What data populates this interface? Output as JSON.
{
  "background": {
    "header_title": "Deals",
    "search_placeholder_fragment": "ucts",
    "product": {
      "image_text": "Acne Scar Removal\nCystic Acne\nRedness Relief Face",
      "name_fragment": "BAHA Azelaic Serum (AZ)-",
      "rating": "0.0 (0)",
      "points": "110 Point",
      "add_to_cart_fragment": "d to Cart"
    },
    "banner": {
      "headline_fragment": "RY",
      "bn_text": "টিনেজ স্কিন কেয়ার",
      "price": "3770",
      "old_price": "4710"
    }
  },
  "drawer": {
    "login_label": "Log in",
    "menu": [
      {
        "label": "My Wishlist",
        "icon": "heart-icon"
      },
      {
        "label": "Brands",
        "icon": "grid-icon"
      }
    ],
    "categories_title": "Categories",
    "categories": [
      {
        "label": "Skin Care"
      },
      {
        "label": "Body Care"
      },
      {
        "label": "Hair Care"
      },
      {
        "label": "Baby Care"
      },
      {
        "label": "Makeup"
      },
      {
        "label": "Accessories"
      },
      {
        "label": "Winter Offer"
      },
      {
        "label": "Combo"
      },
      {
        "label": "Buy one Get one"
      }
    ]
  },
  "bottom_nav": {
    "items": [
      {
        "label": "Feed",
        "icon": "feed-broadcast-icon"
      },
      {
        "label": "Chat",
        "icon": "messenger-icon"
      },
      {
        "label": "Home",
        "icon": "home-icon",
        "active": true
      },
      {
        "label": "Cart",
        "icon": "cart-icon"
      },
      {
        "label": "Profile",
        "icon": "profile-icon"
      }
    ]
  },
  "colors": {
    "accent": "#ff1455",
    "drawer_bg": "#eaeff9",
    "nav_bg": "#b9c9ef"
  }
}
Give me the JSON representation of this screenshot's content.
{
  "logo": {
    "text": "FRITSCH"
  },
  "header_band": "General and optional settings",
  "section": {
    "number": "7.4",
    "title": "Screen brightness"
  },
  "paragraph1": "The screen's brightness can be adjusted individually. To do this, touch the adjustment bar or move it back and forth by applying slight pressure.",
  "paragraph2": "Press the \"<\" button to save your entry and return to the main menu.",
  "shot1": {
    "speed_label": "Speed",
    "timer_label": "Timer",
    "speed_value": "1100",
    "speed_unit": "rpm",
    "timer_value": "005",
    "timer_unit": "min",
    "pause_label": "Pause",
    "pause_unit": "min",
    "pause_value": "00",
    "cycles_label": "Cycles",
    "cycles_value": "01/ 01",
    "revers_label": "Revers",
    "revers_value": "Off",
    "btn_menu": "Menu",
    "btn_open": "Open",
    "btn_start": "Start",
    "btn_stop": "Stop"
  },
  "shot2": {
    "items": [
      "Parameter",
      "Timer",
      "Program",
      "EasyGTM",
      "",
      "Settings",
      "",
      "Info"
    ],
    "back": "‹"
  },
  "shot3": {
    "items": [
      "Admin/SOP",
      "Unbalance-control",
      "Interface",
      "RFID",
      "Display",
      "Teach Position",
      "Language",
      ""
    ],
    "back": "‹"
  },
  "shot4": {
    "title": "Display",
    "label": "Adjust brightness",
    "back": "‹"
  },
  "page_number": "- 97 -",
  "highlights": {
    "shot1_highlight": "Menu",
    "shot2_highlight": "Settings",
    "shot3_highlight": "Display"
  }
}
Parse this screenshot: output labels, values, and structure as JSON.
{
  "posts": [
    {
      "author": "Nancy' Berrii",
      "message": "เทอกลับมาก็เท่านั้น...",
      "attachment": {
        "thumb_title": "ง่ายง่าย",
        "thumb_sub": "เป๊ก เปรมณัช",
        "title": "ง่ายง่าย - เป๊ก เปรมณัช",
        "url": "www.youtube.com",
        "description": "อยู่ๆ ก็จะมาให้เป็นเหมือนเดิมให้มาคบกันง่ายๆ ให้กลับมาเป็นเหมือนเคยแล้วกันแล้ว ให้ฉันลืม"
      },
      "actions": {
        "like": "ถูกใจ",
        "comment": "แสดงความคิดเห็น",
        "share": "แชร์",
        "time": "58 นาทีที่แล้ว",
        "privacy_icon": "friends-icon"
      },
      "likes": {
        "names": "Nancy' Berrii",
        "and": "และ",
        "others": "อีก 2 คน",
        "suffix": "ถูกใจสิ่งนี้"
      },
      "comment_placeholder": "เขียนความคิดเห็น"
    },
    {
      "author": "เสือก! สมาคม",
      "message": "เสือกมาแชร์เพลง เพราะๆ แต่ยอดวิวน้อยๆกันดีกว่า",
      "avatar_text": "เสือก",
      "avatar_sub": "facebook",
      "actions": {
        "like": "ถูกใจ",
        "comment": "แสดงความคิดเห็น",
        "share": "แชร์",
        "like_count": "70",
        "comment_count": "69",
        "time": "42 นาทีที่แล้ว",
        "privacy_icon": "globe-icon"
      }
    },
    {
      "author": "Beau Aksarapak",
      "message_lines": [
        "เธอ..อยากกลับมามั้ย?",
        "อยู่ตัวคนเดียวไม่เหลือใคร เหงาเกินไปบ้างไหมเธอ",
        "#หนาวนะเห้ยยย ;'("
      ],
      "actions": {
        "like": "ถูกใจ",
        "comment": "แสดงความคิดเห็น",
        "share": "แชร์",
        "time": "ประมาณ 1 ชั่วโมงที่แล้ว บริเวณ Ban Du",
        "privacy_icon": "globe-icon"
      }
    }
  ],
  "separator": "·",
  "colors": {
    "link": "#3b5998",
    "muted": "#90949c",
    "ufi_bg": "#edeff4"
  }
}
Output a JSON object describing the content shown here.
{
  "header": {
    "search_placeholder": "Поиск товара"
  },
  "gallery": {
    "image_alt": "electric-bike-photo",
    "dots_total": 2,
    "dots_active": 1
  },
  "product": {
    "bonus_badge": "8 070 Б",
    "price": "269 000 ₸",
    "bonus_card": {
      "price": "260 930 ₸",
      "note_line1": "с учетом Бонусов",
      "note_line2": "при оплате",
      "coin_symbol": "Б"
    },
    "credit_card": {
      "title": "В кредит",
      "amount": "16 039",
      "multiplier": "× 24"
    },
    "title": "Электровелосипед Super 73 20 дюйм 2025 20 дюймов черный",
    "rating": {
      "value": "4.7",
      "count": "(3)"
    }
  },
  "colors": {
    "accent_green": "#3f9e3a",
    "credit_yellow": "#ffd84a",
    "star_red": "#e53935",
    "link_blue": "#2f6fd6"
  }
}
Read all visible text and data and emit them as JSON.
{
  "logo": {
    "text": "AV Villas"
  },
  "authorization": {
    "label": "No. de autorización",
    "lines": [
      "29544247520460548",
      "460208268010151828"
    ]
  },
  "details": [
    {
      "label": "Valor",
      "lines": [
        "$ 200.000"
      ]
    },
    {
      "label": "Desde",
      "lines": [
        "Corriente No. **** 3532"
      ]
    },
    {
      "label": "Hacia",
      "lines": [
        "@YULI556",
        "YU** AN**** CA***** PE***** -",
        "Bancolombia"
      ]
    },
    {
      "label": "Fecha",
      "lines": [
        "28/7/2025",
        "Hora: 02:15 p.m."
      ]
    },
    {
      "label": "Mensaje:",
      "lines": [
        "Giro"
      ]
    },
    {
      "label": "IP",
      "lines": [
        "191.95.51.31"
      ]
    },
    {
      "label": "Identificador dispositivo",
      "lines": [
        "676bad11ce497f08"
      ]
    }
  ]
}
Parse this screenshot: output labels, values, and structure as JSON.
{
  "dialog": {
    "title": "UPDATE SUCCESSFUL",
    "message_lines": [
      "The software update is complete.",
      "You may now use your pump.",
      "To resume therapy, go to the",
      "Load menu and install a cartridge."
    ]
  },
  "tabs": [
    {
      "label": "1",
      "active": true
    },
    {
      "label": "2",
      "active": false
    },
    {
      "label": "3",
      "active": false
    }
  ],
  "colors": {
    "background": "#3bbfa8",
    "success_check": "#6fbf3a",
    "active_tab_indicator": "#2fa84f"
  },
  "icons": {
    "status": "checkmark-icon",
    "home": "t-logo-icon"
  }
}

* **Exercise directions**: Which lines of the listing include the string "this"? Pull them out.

* **Output of the task**:
What data populates this interface? Output as JSON.
Give me the JSON representation of this screenshot's content.
  "paragraph1": "The screen's brightness can be adjusted individually. To do this, touch the adjustment bar or move it back and forth by applying slight pressure.",
Parse this screenshot: output labels, values, and structure as JSON.
Parse this screenshot: output labels, values, and structure as JSON.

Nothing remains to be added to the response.